Turkey denies the claim. Moscow, which has a military alliance with Yerevan, urges Ankara not to “add fuel to the flames” by encouraging Baku’s campaign. The United Nations Security Council unanimously calls on both sides to stop fighting.
Regional conflagration fears
On September 30, Russia says fighters from Syria and Libya are being deployed to the conflict. Azerbaijan’s leader vows to pursue military action until a full Armenian withdrawal from the disputed territory. On October 1, the presidents of France, Russia, and the US call for a ceasefire.
On October 2, regional capital Stepanakert comes under heavy shelling. Armenia expresses readiness to work with international mediators to reach a ceasefire with Azerbaijan. On October 4, fighting intensifies, with Stepanakert and Ganja in western Azerbaijan under fire.
Read more: Azerbaijan captures Karabakh town of Shusha
On October 6, Armenia’s Pashinyan says Turkey’s encouragement of Azerbaijan is to blame for the outbreak of fighting and is confident of Russian support.
The following day, separatist authorities say half of the enclave’s 140,000 inhabitants have been displaced. On October 8, the Ghazanchetsots (Holy Saviour) Cathedral, an iconic site for the Armenian Apostolic Church in Karabakh, is bombed.
On October 10, after Russia-mediated talks, Armenia and Azerbaijan announce a ceasefire, but it is broken as soon as it takes effect, both sides blaming each other.
On October 14, the Azerbaijan army says it hit missile launch sites in Armenia. Yerevan says it “reserves” the right to hit any infrastructure or military site anywhere in Azerbaijan.
Turkey’s president denies any pro-Turkish Syrian forces are engaged in the conflict. On October 15, Stepanakert suffers fresh bombardment.
Azerbaijan promises to avenge the death of 13 civilians, including children, who were killed by an Armenian missile strike on Ganja city pic.twitter.com/lXtZsYlSyi
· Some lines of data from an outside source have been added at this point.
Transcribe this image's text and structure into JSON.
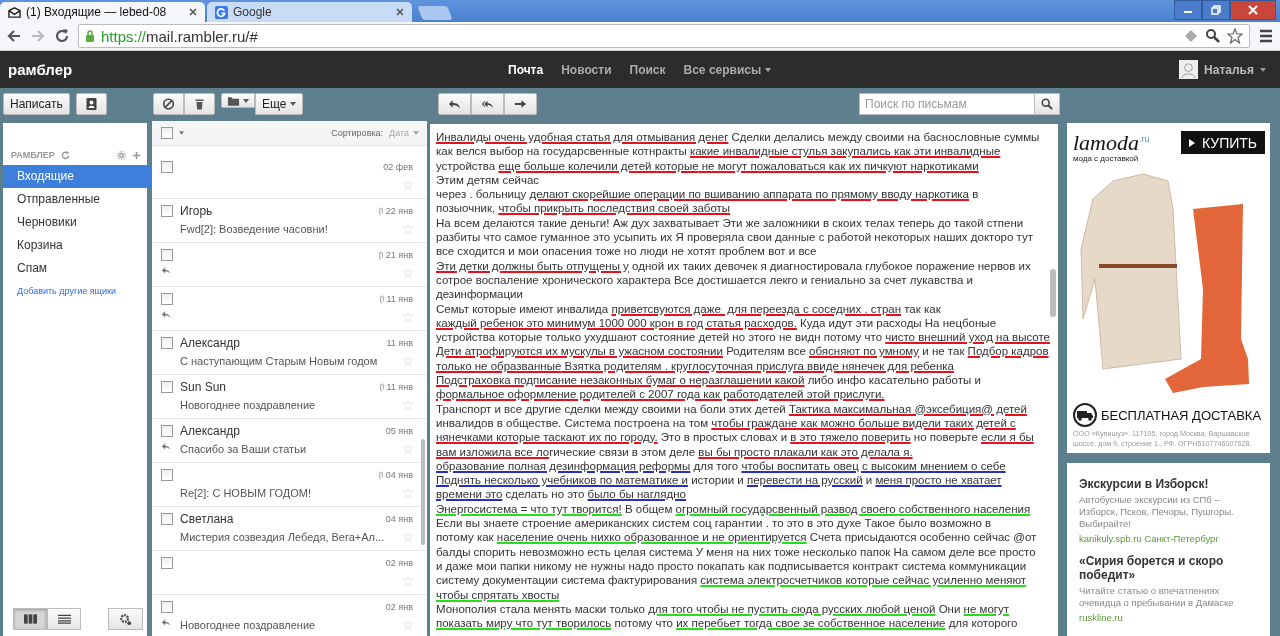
{
  "browser": {
    "tabs": [
      {
        "title": "(1) Входящие — lebed-08",
        "selected": true
      },
      {
        "title": "Google",
        "selected": false
      }
    ],
    "url": {
      "scheme": "https://",
      "rest": "mail.rambler.ru/#"
    }
  },
  "header": {
    "logo": "рамблер",
    "nav": [
      {
        "label": "Почта",
        "selected": true,
        "kind": "link"
      },
      {
        "label": "Новости",
        "selected": false,
        "kind": "link"
      },
      {
        "label": "Поиск",
        "selected": false,
        "kind": "link"
      },
      {
        "label": "Все сервисы",
        "selected": false,
        "kind": "menu"
      }
    ],
    "user": "Наталья"
  },
  "toolbar": {
    "compose": "Написать",
    "more": "Еще",
    "search_placeholder": "Поиск по письмам"
  },
  "sidebar": {
    "account": "РАМБЛЕР",
    "folders": [
      {
        "label": "Входящие",
        "selected": true
      },
      {
        "label": "Отправленные",
        "selected": false
      },
      {
        "label": "Черновики",
        "selected": false
      },
      {
        "label": "Корзина",
        "selected": false
      },
      {
        "label": "Спам",
        "selected": false
      }
    ],
    "add_link": "Добавить другие ящики",
    "views": [
      {
        "kind": "columns",
        "selected": true
      },
      {
        "kind": "list",
        "selected": false
      }
    ]
  },
  "message_list": {
    "select_all_checked": false,
    "sort_label": "Сортировка:",
    "sort_value": "Дата",
    "rows": [
      {
        "date": "02 фев",
        "attachment": false,
        "replied": false,
        "checked": false,
        "starred": false
      },
      {
        "sender": "Игорь",
        "subject": "Fwd[2]: Возведение часовни!",
        "date": "22 янв",
        "attachment": true,
        "replied": false,
        "checked": false,
        "starred": false
      },
      {
        "date": "21 янв",
        "attachment": true,
        "replied": true,
        "checked": false,
        "starred": false
      },
      {
        "date": "11 янв",
        "attachment": true,
        "replied": true,
        "checked": false,
        "starred": false
      },
      {
        "sender": "Александр",
        "subject": "С наступающим Старым Новым годом",
        "date": "11 янв",
        "attachment": false,
        "replied": false,
        "checked": false,
        "starred": false
      },
      {
        "sender": "Sun Sun",
        "subject": "Новогоднее поздравление",
        "date": "11 янв",
        "attachment": true,
        "replied": false,
        "checked": false,
        "starred": false
      },
      {
        "sender": "Александр",
        "subject": "Спасибо за Ваши статьи",
        "date": "05 янв",
        "attachment": false,
        "replied": true,
        "checked": false,
        "starred": false
      },
      {
        "subject": "Re[2]: С НОВЫМ ГОДОМ!",
        "date": "04 янв",
        "attachment": true,
        "replied": false,
        "checked": false,
        "starred": false
      },
      {
        "sender": "Светлана",
        "subject": "Мистерия созвездия Лебедя, Вега+Ал...",
        "date": "04 янв",
        "attachment": false,
        "replied": false,
        "checked": false,
        "starred": false
      },
      {
        "date": "02 янв",
        "attachment": false,
        "replied": false,
        "checked": false,
        "starred": false
      },
      {
        "subject": "Новогоднее поздравление",
        "date": "02 янв",
        "attachment": false,
        "replied": true,
        "checked": false,
        "starred": false
      }
    ]
  },
  "message": {
    "lines": [
      {
        "segments": [
          {
            "text": "Инвалиды очень удобная статья для отмывания денег",
            "color": "#e8101c"
          },
          {
            "text": " Сделки делались между своими на баснословные суммы"
          }
        ]
      },
      {
        "segments": [
          {
            "text": "как велся выбор на государсвенные котнракты "
          },
          {
            "text": "какие инвалидные стулья закупались как эти инвалидные",
            "color": "#e8101c"
          }
        ]
      },
      {
        "segments": [
          {
            "text": "устройства "
          },
          {
            "text": "еще больше колечили детей которые",
            "color": "#e8101c"
          },
          {
            "text": " не могут пожаловаться как их пичкуют наркотиками",
            "color": "#e8101c"
          }
        ]
      },
      {
        "segments": [
          {
            "text": "Этим детям сейчас"
          }
        ]
      },
      {
        "segments": [
          {
            "text": "через . больницу "
          },
          {
            "text": "делают скорейшие операции по вшиванию аппарата по прямому вводу наркотика",
            "color": "#e8101c"
          },
          {
            "text": " в"
          }
        ]
      },
      {
        "segments": [
          {
            "text": "позыочник, "
          },
          {
            "text": "чтобы прикрыть последствия своей заботы",
            "color": "#e8101c"
          }
        ]
      },
      {
        "segments": [
          {
            "text": "На всем делаются такие деньги! Аж дух захватывает Эти же заложники в скоих телах теперь до такой стпени"
          }
        ]
      },
      {
        "segments": [
          {
            "text": "разбиты что самое гуманное это усыпить их Я проверяла свои данные с работой некоторых наших докторо тут"
          }
        ]
      },
      {
        "segments": [
          {
            "text": "все сходится и мои опасения тоже но люди не хотят проблем вот и все"
          }
        ]
      },
      {
        "segments": [
          {
            "text": "Эти детки должны быть отпущены у",
            "color": "#e8101c"
          },
          {
            "text": " одной их таких девочек я диагностировала глубокое поражение нервов их"
          }
        ]
      },
      {
        "segments": [
          {
            "text": "сотрое воспаление хронического характера Все достишается лекго и гениально за счет лукавства и"
          }
        ]
      },
      {
        "segments": [
          {
            "text": "дезинформации"
          }
        ]
      },
      {
        "segments": [
          {
            "text": "Семьт которые имеют инвалида "
          },
          {
            "text": "приветсвуются даже  для переезда с соседних . стран",
            "color": "#e8101c"
          },
          {
            "text": " так как"
          }
        ]
      },
      {
        "segments": [
          {
            "text": "каждый ребенок это минимум 1000 000 крон в год статья расходов.",
            "color": "#e8101c"
          },
          {
            "text": " Куда идут эти расходы На нецбоные"
          }
        ]
      },
      {
        "segments": [
          {
            "text": "устройства которые только ухудшают состояние детей но этого не видн потому что "
          },
          {
            "text": "чисто внешний уход на высоте",
            "color": "#e8101c"
          }
        ]
      },
      {
        "segments": [
          {
            "text": "Дети атрофируются их мускулы в ужасном состоянии",
            "color": "#e8101c"
          },
          {
            "text": " Родителям все "
          },
          {
            "text": "обясняют по умному",
            "color": "#e8101c"
          },
          {
            "text": " и не так "
          },
          {
            "text": "Подбор кадров",
            "color": "#e8101c"
          }
        ]
      },
      {
        "segments": [
          {
            "text": "только не образванные",
            "color": "#e8101c"
          },
          {
            "text": " Взятка родителям . круглосуточная прислуга ввиде нянечек для ребенка",
            "color": "#e8101c"
          }
        ]
      },
      {
        "segments": [
          {
            "text": "Подстраховка подписание незаконных бумаг о неразглашении какой",
            "color": "#e8101c"
          },
          {
            "text": " либо инфо касательно работы и"
          }
        ]
      },
      {
        "segments": [
          {
            "text": "формальное оформление родителей с 2007 года как работодателей этой прислуги.",
            "color": "#e8101c"
          }
        ]
      },
      {
        "segments": [
          {
            "text": "Транспорт и все другие сделки между своими на боли этих детей "
          },
          {
            "text": "Тактика максимальная @эксебиция@ детей",
            "color": "#e8101c"
          }
        ]
      },
      {
        "segments": [
          {
            "text": "инвалидов в обществе. Система построена на том "
          },
          {
            "text": "чтобы граждане как можно больше видели таких детей с",
            "color": "#e8101c"
          }
        ]
      },
      {
        "segments": [
          {
            "text": "нянечками которые таскают их по городу.",
            "color": "#e8101c"
          },
          {
            "text": " Это в простых словах и "
          },
          {
            "text": "в это тяжело поверить",
            "color": "#e8101c"
          },
          {
            "text": " но поверьте "
          },
          {
            "text": "если я бы",
            "color": "#e8101c"
          }
        ]
      },
      {
        "segments": [
          {
            "text": "вам изложила все ло",
            "color": "#e8101c"
          },
          {
            "text": "гические связи в этом деле "
          },
          {
            "text": "вы бы просто плакали как это делала я.",
            "color": "#e8101c"
          }
        ]
      },
      {
        "segments": [
          {
            "text": "образование полная дезинформация реформы",
            "color": "#2431c8"
          },
          {
            "text": " для того "
          },
          {
            "text": "чтобы воспитать овец с высоким мнением о себе",
            "color": "#2431c8"
          }
        ]
      },
      {
        "segments": [
          {
            "text": "Поднять несколько учебников по математике и",
            "color": "#2431c8"
          },
          {
            "text": " истории и "
          },
          {
            "text": "перевести на русский",
            "color": "#2431c8"
          },
          {
            "text": " и "
          },
          {
            "text": "меня просто не хватает",
            "color": "#2431c8"
          }
        ]
      },
      {
        "segments": [
          {
            "text": "времени это",
            "color": "#2431c8"
          },
          {
            "text": " сделать но это "
          },
          {
            "text": "было бы наглядно",
            "color": "#2431c8"
          }
        ]
      },
      {
        "segments": [
          {
            "text": "Энергосистема = что тут творится!",
            "color": "#22e01c"
          },
          {
            "text": " В общем "
          },
          {
            "text": "огромный государсвенный развод своего собственного населения",
            "color": "#22e01c"
          }
        ]
      },
      {
        "segments": [
          {
            "text": "Если вы знаете строение американских систем соц гарантии . то это в это духе Такое было возможно в"
          }
        ]
      },
      {
        "segments": [
          {
            "text": "потому как "
          },
          {
            "text": "население очень нихко образованное и не ориентируется",
            "color": "#22e01c"
          },
          {
            "text": " Счета присыдаются особенно сейчас @от"
          }
        ]
      },
      {
        "segments": [
          {
            "text": "балды спорить невозможно есть целая система У меня на них тоже несколько папок На самом деле все просто"
          }
        ]
      },
      {
        "segments": [
          {
            "text": "и даже мои папки никому не нужны надо просто покапать как подписывается контракт система коммуникации"
          }
        ]
      },
      {
        "segments": [
          {
            "text": "систему документации система фактурирования "
          },
          {
            "text": "система электросчетчиков которые сейчас усиленно меняют",
            "color": "#22e01c"
          }
        ]
      },
      {
        "segments": [
          {
            "text": "чтобы спрятать хвосты",
            "color": "#22e01c"
          }
        ]
      },
      {
        "segments": [
          {
            "text": "Монополия стала менять маски только "
          },
          {
            "text": "для того чтобы не пустить сюда русских любой ценой",
            "color": "#22e01c"
          },
          {
            "text": " Они "
          },
          {
            "text": "не могут",
            "color": "#22e01c"
          }
        ]
      },
      {
        "segments": [
          {
            "text": "показать миру что тут творилось",
            "color": "#22e01c"
          },
          {
            "text": " потому что "
          },
          {
            "text": "их перебьет тогда свое зе собственное население",
            "color": "#22e01c"
          },
          {
            "text": " для которого"
          }
        ]
      }
    ]
  },
  "ads": [
    {
      "kind": "banner",
      "brand": "lamoda",
      "brand_suffix": ".ru",
      "tagline": "мода с доставкой",
      "button": "КУПИТЬ",
      "headline": "БЕСПЛАТНАЯ ДОСТАВКА",
      "legal": "ООО «Купишуз». 117105, город Москва, Варшавское шоссе, дом 9, строение 1., РФ. ОГРН5107746007628."
    },
    {
      "kind": "text",
      "items": [
        {
          "title": "Экскурсии в Изборск!",
          "text": "Автобусные экскурсии из СПб – Изборск, Псков, Печоры, Пушгоры. Выбирайте!",
          "link": "kanikuly.spb.ru Санкт-Петербург"
        },
        {
          "title": "«Сирия борется и скоро победит»",
          "text": "Читайте статью о впечатлениях очевидца о пребывании в Дамаске",
          "link": "ruskline.ru"
        }
      ]
    }
  ]
}
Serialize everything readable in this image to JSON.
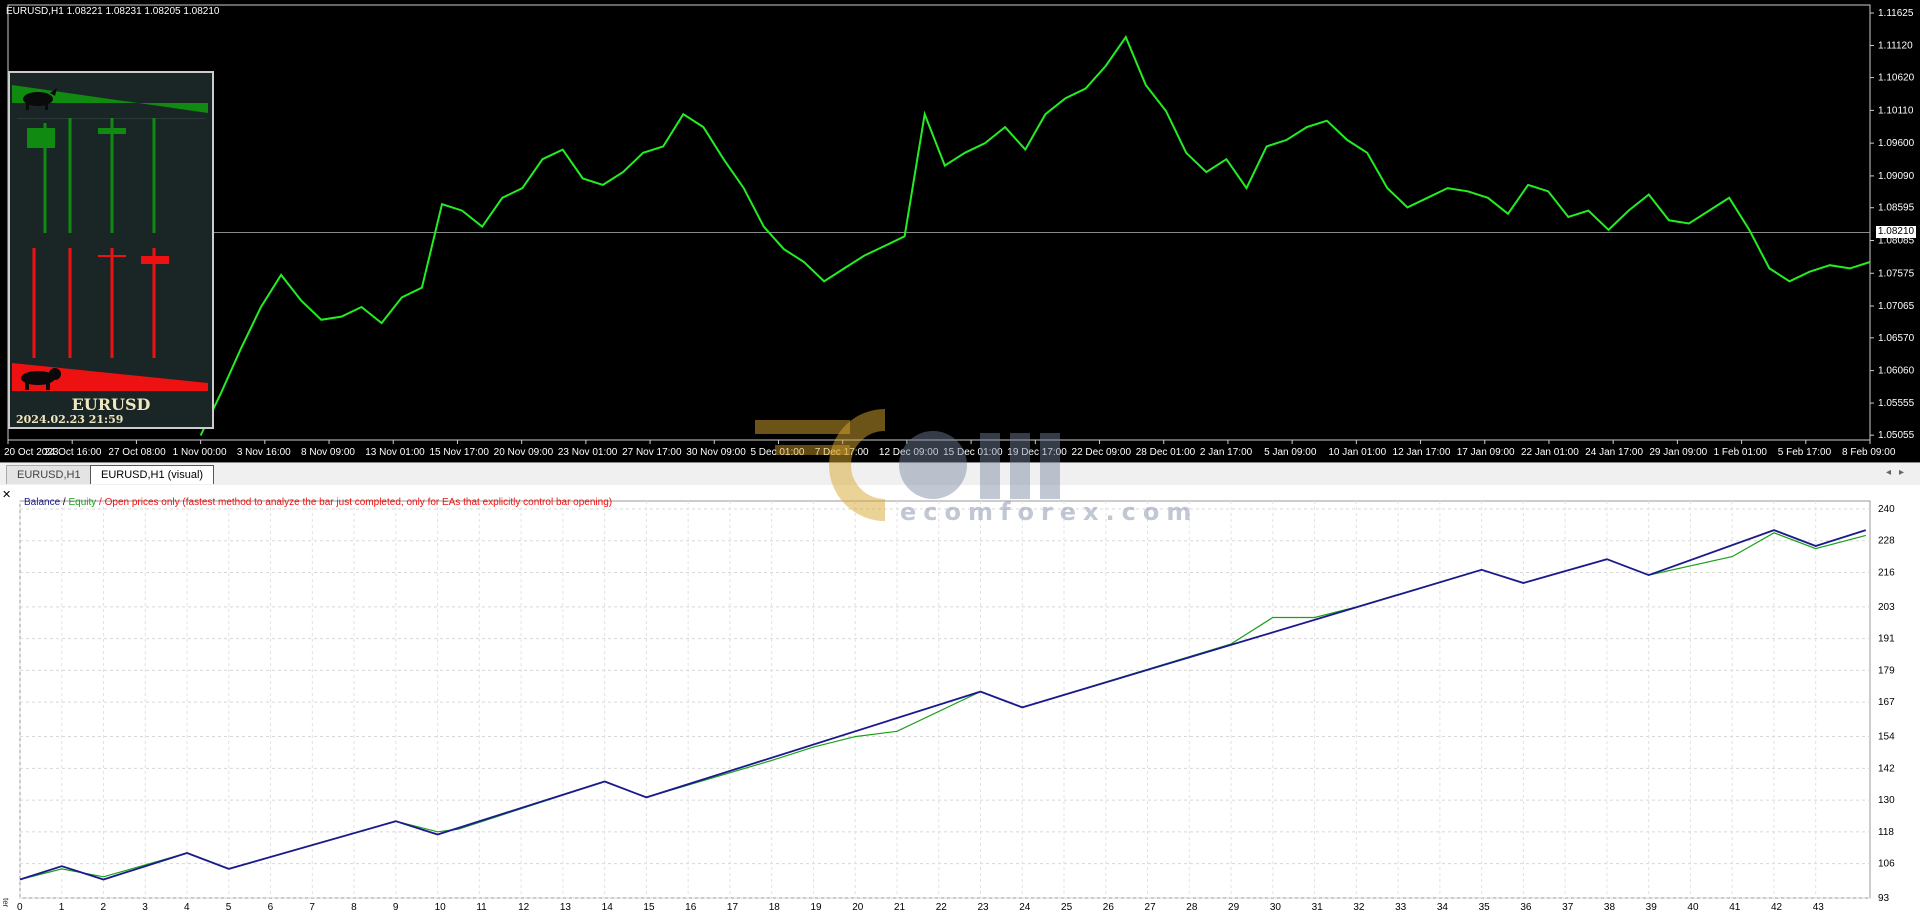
{
  "symbol_header": "EURUSD,H1  1.08221 1.08231 1.08205 1.08210",
  "colors": {
    "price_line": "#22ee22",
    "balance": "#1a1a8c",
    "equity": "#1aa01a",
    "chart_bg": "#000000",
    "bull": "#108a10",
    "bear": "#ee1111"
  },
  "ea_panel": {
    "symbol": "EURUSD",
    "datetime": "2024.02.23 21:59",
    "bull_icon": "bull-icon",
    "bear_icon": "bear-icon"
  },
  "current_price": "1.08210",
  "tabs": [
    {
      "label": "EURUSD,H1",
      "active": false
    },
    {
      "label": "EURUSD,H1 (visual)",
      "active": true
    }
  ],
  "report_legend": {
    "balance": "Balance",
    "sep": " / ",
    "equity": "Equity",
    "note": " / Open prices only (fastest method to analyze the bar just completed, only for EAs that explicitly control bar opening)"
  },
  "watermark": "ecomforex.com",
  "side_tab_label": "ter",
  "chart_data": [
    {
      "type": "line",
      "title": "EURUSD,H1",
      "y_ticks": [
        "1.11625",
        "1.11120",
        "1.10620",
        "1.10110",
        "1.09600",
        "1.09090",
        "1.08595",
        "1.08085",
        "1.07575",
        "1.07065",
        "1.06570",
        "1.06060",
        "1.05555",
        "1.05055"
      ],
      "x_ticks": [
        "20 Oct 2023",
        "24 Oct 16:00",
        "27 Oct 08:00",
        "1 Nov 00:00",
        "3 Nov 16:00",
        "8 Nov 09:00",
        "13 Nov 01:00",
        "15 Nov 17:00",
        "20 Nov 09:00",
        "23 Nov 01:00",
        "27 Nov 17:00",
        "30 Nov 09:00",
        "5 Dec 01:00",
        "7 Dec 17:00",
        "12 Dec 09:00",
        "15 Dec 01:00",
        "19 Dec 17:00",
        "22 Dec 09:00",
        "28 Dec 01:00",
        "2 Jan 17:00",
        "5 Jan 09:00",
        "10 Jan 01:00",
        "12 Jan 17:00",
        "17 Jan 09:00",
        "22 Jan 01:00",
        "24 Jan 17:00",
        "29 Jan 09:00",
        "1 Feb 01:00",
        "5 Feb 17:00",
        "8 Feb 09:00"
      ],
      "ylim": [
        1.0498,
        1.1175
      ],
      "series": [
        {
          "x_range": [
            "1 Nov 00:00",
            "8 Feb 09:00"
          ],
          "values": [
            1.0505,
            1.057,
            1.064,
            1.0705,
            1.0755,
            1.0715,
            1.0685,
            1.069,
            1.0705,
            1.068,
            1.072,
            1.0735,
            1.0865,
            1.0855,
            1.083,
            1.0875,
            1.089,
            1.0935,
            1.095,
            1.0905,
            1.0895,
            1.0915,
            1.0945,
            1.0955,
            1.1005,
            1.0985,
            1.0935,
            1.089,
            1.083,
            1.0795,
            1.0775,
            1.0745,
            1.0765,
            1.0785,
            1.08,
            1.0815,
            1.1005,
            1.0925,
            1.0945,
            1.096,
            1.0985,
            1.095,
            1.1005,
            1.103,
            1.1045,
            1.108,
            1.1125,
            1.105,
            1.101,
            1.0945,
            1.0915,
            1.0935,
            1.089,
            1.0955,
            1.0965,
            1.0985,
            1.0995,
            1.0965,
            1.0945,
            1.089,
            1.086,
            1.0875,
            1.089,
            1.0885,
            1.0875,
            1.085,
            1.0895,
            1.0885,
            1.0845,
            1.0855,
            1.0825,
            1.0855,
            1.088,
            1.084,
            1.0835,
            1.0855,
            1.0875,
            1.0825,
            1.0765,
            1.0745,
            1.076,
            1.077,
            1.0765,
            1.0775
          ]
        }
      ]
    },
    {
      "type": "line",
      "title": "",
      "y_ticks": [
        "240",
        "228",
        "216",
        "203",
        "191",
        "179",
        "167",
        "154",
        "142",
        "130",
        "118",
        "106",
        "93"
      ],
      "x_ticks": [
        "0",
        "1",
        "2",
        "3",
        "4",
        "5",
        "6",
        "7",
        "8",
        "9",
        "10",
        "11",
        "12",
        "13",
        "14",
        "15",
        "16",
        "17",
        "18",
        "19",
        "20",
        "21",
        "22",
        "23",
        "24",
        "25",
        "26",
        "27",
        "28",
        "29",
        "30",
        "31",
        "32",
        "33",
        "34",
        "35",
        "36",
        "37",
        "38",
        "39",
        "40",
        "41",
        "42",
        "43"
      ],
      "ylim": [
        93,
        243
      ],
      "series": [
        {
          "name": "Balance",
          "x": [
            0,
            1,
            2,
            4,
            5,
            9,
            10,
            14,
            15,
            23,
            24,
            35,
            36,
            38,
            39,
            42,
            43,
            44.2
          ],
          "values": [
            100,
            105,
            100,
            110,
            104,
            122,
            117,
            137,
            131,
            171,
            165,
            217,
            212,
            221,
            215,
            232,
            226,
            232
          ]
        },
        {
          "name": "Equity",
          "x": [
            0,
            1,
            2,
            4,
            5,
            9,
            10,
            10.5,
            14,
            15,
            18,
            19,
            20,
            21,
            23,
            24,
            29,
            30,
            31,
            32,
            35,
            36,
            38,
            39,
            41,
            42,
            43,
            44.2
          ],
          "values": [
            100,
            104,
            101,
            110,
            104,
            122,
            118,
            119,
            137,
            131,
            145,
            150,
            154,
            156,
            171,
            165,
            189,
            199,
            199,
            203,
            217,
            212,
            221,
            215,
            222,
            231,
            225,
            230
          ]
        }
      ]
    }
  ]
}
— TRT World (@trtworld) October 17, 2020
Two days later, Azerbaijan vows to avenge the deaths of 13 civilians in an overnight missile strike on Ganja. Armenian separatists justify their riposte by accusing Baku of targeting civilian infrastructure.
Nearly 5,000 dead: Putin
On October 18 a new humanitarian truce is immediately breached. Armenia and Azerbaijan again blame each other. After the UN Security Council calls for respect of a ceasefire, Armenia’s prime minister on October 21 rules out a diplomatic solution.
The following day Putin says the death toll in more than three weeks of fighting is “nearing 5,000”. The officially confirmed number of fatalities remains below one thousand. On October 26, a third ceasefire collapses and Armenia and Azerbaijan trade accusations of violating it within minutes of it coming into force.
Read more: Russian President Putin warns Karabakh deaths soaring as diplomats scramble
Armenia asks Moscow for help
On October 31, the Armenian Prime Minister asks Putin to start “urgent” consultations on the assistance Russia could provide.
Moscow declares its readiness to provide the “necessary” assistance to Armenia if the fighting spreads into Armenian territory. Baku says it has no intention of launching a military attack on Armenia.
Possible ‘war crimes’
On November 2, the UN High Commissioner for Human Rights Michelle Bachelet raises the possibility that war crimes have been committed due to “indiscriminate” attacks against civilian populations.
Read more: UN rights chief warns of possible ‘war crimes’ in Karabakh conflict
Azerbaijan claims to have taken Shusha
On November 8, Azerbaijan claims its troops have captured the key town of Shusha in Nagorno-Karabakh, in what, if confirmed, would be a major victory. Armenia denies it, but admits that fighting there is ongoing.
AFP with additional input by GVS News Desk